Take this Compliment. Take it!

I think I'm pretty good at what I do, and sometimes I'll even say this to people.  But sometimes the intensity of someone's gratitude catches me off guard.

A while back I had a client -- patient -- in a medical facility.  A person facing a chronic, critical illness where treatment caused debilitating side effects, up to and including time spent in hospitals.  I was one of several appointments she had that day.  She struck me as a practical woman -- plain-spoken, realistic and unsentimental about her troubles.  And out of the blue she said:

"The treatment is worth it for this massage." 

A compliment so intense it almost paralyzed me.  How could my little massage justify such discomfort?

I know hyperbole when I hear it.  I know what she said was not strictly, literally true.  I also know that the truth in it had enough gratitude in it (from her, to me) to make me question whether I deserved it.  But who am I, in the midst of all her setbacks, to offer her another setback by questioning her experience?  Better, I think, to try my best to gracefully, gratefully, accept her compliment.

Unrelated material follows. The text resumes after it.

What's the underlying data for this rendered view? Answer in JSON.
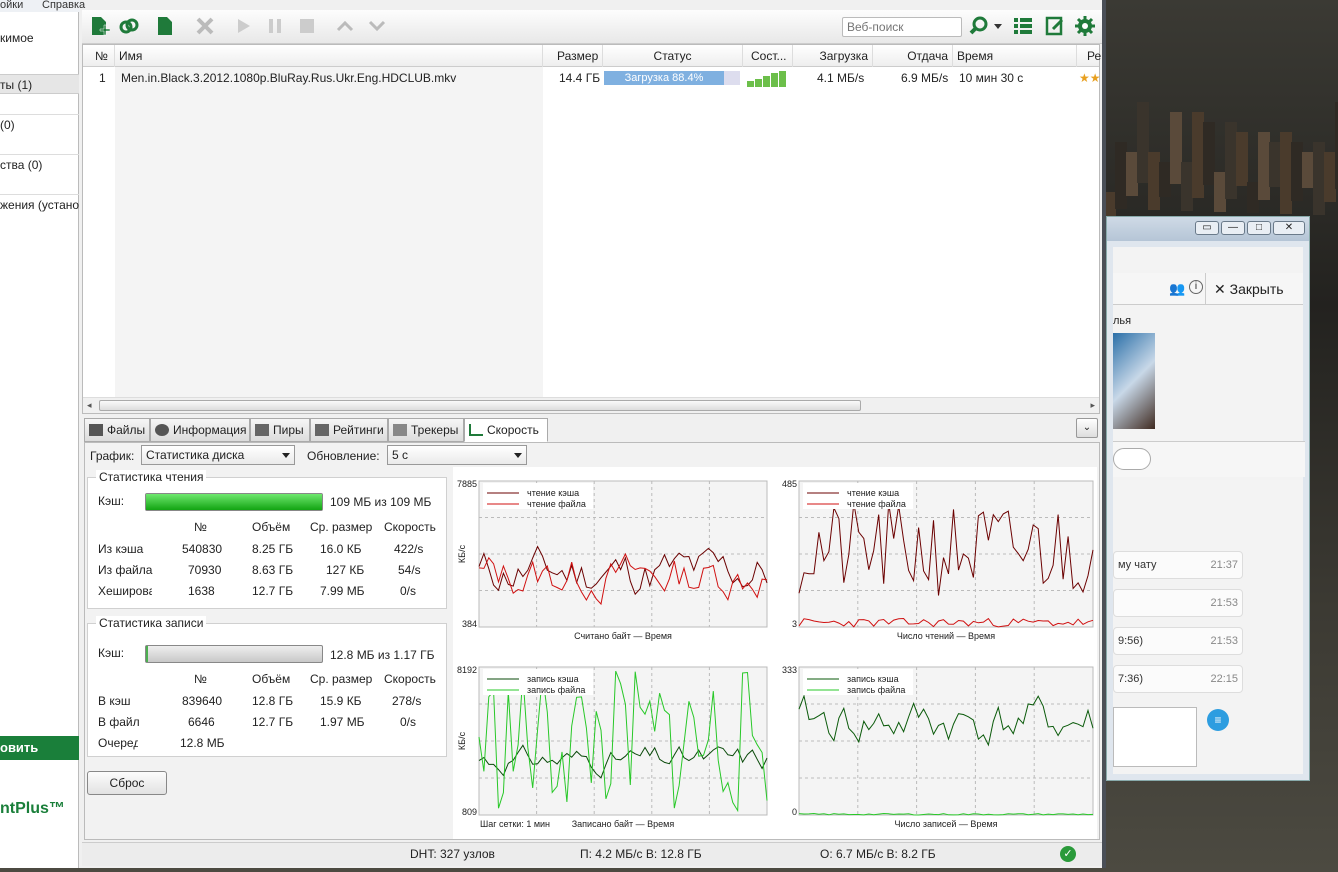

Thursday, September 8, 2011

Women Who Think Too Much

I remember quite a few things about massage school, but the thing I remember most vividly is this exchange during a moment of intense frustration in an early technique class:

Teacher:Just get out of your head.
Me: I've been living in my head for 36 years, so I'm not going to get out just this second.

I believe I have met my in-the-head match. I gave a manual lymph drainage treatment to a woman who asked that I "narrate" the treatment so she could understand what was going on. At first I thought: "Yay! A client who really wants to take charge of her health!" But, after about 10 minutes of trying to talk from my head while working from my head and body, I was exhausted. And the questions kept coming. I could almost feel the different parts of my brain trying desperately to keep up. It was spinning plates while standing on one foot in a tub full of jelly.

I'm out of my head now. It's all worn down up there and won't be back until later. The sign on my door says:"Gone breathing."